Would you copy each line of the data below that has "JSON"?

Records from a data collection
◆ ◆ ◆ ◆ ◆

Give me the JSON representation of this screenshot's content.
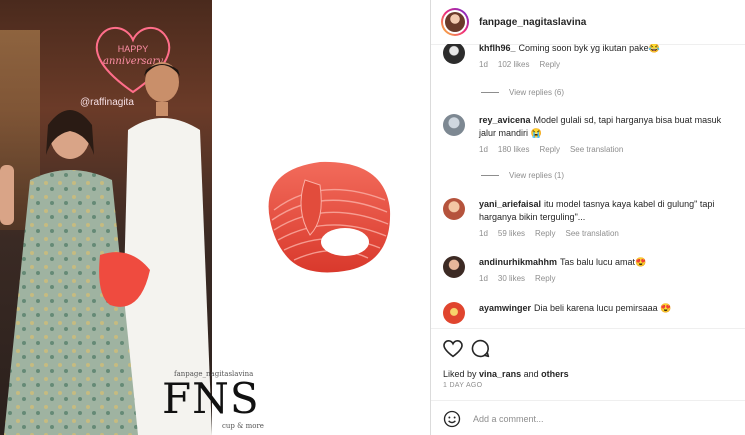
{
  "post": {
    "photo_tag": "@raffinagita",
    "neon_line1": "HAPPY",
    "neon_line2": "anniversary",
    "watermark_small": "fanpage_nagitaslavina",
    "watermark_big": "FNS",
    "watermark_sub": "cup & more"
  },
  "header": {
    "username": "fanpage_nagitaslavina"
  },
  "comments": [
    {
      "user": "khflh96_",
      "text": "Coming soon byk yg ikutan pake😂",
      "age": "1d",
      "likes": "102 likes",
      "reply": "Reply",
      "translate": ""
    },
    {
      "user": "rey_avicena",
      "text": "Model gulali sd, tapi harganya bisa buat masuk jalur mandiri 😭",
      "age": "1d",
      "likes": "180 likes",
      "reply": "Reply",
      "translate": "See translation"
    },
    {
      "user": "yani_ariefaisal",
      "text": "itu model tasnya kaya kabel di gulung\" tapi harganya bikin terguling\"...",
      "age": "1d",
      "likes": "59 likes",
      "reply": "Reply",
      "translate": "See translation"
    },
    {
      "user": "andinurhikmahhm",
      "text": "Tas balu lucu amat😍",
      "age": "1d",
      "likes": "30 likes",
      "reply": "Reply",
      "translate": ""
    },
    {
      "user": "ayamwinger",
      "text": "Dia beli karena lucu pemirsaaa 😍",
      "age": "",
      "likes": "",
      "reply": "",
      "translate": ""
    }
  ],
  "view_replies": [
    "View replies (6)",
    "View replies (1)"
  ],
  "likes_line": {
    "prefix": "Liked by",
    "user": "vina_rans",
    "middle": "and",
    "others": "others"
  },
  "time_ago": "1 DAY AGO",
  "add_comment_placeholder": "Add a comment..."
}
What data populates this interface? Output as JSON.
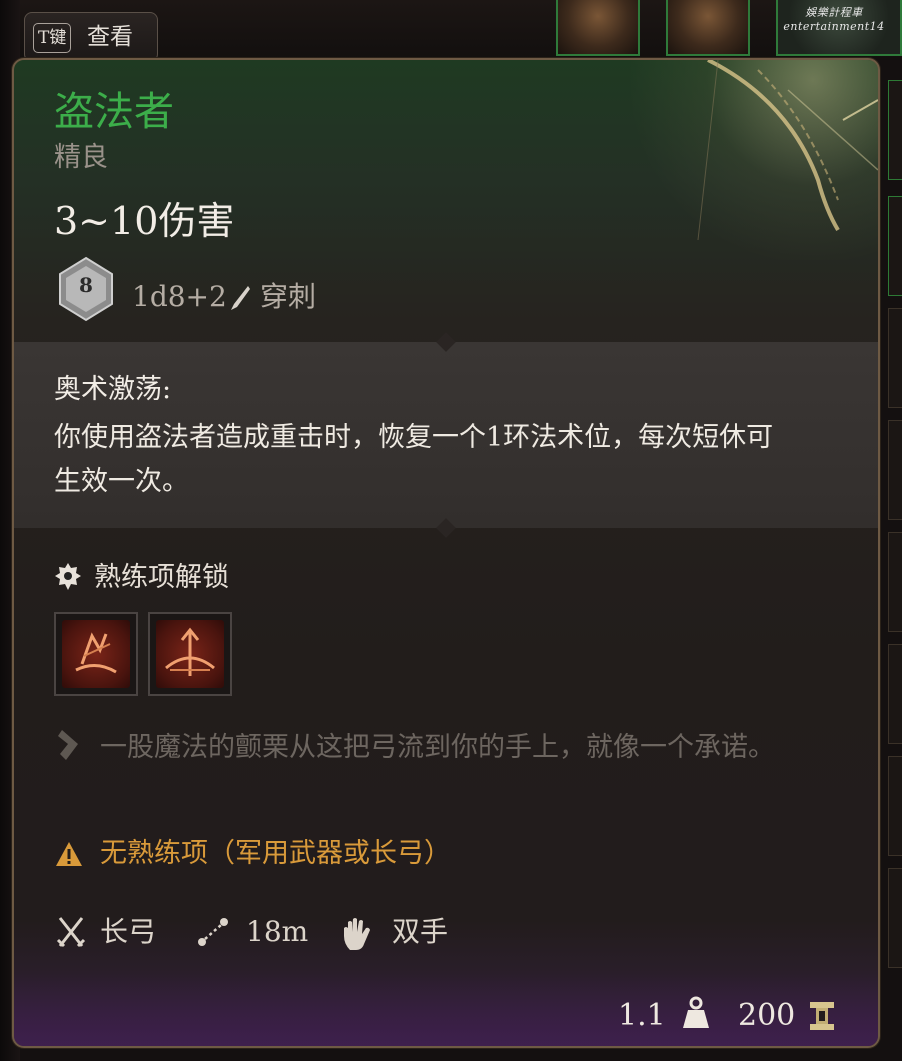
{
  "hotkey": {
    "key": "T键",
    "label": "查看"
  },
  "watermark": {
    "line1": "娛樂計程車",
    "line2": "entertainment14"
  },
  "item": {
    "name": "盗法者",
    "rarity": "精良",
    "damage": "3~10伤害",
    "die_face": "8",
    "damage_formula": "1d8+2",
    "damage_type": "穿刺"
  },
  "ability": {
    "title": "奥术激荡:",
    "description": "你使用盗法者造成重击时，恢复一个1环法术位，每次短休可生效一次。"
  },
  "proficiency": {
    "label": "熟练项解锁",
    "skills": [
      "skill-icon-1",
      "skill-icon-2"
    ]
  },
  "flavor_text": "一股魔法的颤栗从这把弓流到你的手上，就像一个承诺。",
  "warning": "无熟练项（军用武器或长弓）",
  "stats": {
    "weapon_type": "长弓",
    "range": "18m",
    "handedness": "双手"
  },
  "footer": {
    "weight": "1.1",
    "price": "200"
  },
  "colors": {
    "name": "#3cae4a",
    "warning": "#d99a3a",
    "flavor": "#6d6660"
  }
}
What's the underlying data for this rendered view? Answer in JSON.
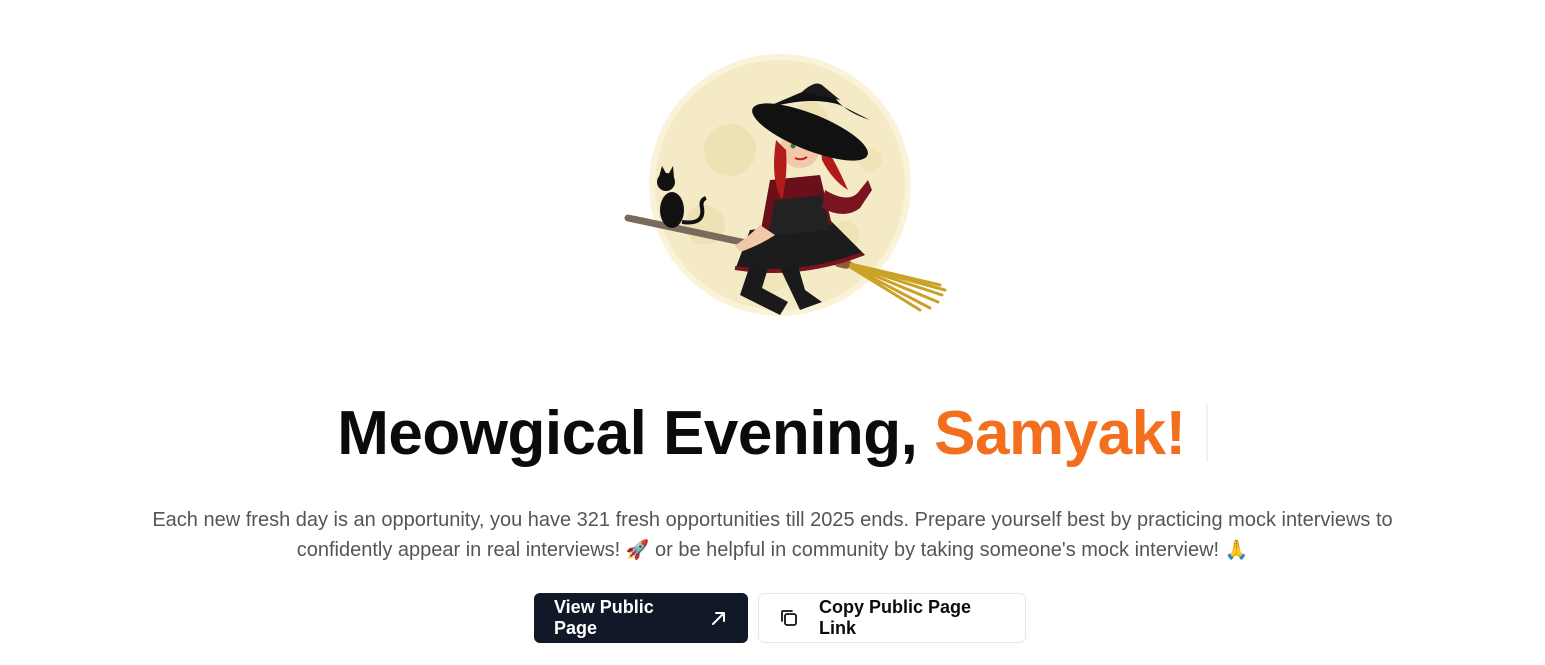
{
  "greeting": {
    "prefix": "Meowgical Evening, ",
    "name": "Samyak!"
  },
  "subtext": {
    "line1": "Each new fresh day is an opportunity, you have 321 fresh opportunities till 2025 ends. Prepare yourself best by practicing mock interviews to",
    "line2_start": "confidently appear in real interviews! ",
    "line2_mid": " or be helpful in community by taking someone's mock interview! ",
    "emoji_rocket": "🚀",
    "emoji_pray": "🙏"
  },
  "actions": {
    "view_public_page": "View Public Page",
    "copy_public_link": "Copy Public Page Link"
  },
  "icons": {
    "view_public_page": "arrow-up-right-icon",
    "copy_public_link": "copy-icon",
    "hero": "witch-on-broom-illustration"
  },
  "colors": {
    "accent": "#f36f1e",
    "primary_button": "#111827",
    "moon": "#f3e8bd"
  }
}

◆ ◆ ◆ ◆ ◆

▸ SOLUTION TO THE EXERCISE:
Give me the JSON representation of this screenshot's content.
What data populates this interface? Output as JSON.
What's the underlying data for this rendered view? Answer in JSON.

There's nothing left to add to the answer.